_Brief_:
Check each line of the entries below for the word "title", and copy the lines that have it.

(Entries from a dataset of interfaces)
· · · ·

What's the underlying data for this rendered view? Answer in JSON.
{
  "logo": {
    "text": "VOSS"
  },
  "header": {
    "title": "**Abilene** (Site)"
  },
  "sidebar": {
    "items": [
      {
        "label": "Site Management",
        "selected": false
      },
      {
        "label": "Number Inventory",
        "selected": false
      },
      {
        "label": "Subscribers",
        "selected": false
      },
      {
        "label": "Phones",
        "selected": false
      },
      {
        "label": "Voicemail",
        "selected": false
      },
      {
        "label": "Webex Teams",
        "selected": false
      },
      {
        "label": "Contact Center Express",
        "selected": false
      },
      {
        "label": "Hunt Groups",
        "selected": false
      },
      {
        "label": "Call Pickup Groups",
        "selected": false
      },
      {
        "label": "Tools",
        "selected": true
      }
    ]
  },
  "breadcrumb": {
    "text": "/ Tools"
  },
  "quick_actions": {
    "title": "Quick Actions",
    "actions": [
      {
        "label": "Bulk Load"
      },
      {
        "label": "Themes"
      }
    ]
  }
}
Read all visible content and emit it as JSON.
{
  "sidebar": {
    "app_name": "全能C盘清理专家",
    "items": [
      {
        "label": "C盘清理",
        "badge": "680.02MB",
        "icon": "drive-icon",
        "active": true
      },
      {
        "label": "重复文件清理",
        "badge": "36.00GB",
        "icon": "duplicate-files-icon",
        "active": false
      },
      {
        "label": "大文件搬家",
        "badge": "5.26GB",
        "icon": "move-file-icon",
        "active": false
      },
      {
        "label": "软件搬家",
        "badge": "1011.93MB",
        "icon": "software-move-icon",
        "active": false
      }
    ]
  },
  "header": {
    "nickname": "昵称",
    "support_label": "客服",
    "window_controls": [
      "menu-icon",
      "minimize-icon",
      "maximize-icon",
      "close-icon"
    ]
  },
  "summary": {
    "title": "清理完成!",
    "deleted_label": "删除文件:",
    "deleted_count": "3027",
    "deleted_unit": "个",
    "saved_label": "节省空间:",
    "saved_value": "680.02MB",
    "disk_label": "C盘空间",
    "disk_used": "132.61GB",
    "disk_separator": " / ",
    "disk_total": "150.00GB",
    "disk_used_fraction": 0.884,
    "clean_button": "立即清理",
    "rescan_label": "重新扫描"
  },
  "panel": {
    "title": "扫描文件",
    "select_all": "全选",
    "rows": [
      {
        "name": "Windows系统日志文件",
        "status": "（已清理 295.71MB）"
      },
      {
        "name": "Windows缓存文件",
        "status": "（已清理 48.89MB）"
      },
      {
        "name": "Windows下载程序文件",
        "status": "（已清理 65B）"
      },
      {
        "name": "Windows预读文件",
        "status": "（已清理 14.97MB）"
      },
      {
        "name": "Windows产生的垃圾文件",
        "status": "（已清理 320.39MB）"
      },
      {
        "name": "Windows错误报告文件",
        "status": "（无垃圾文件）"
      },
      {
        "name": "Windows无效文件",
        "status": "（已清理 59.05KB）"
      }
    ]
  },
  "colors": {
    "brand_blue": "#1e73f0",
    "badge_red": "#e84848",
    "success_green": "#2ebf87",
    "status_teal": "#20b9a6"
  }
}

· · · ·

_Response to this exercise_:
    "title": "**Abilene** (Site)"
    "title": "Quick Actions",
    "title": "清理完成!",
    "title": "扫描文件",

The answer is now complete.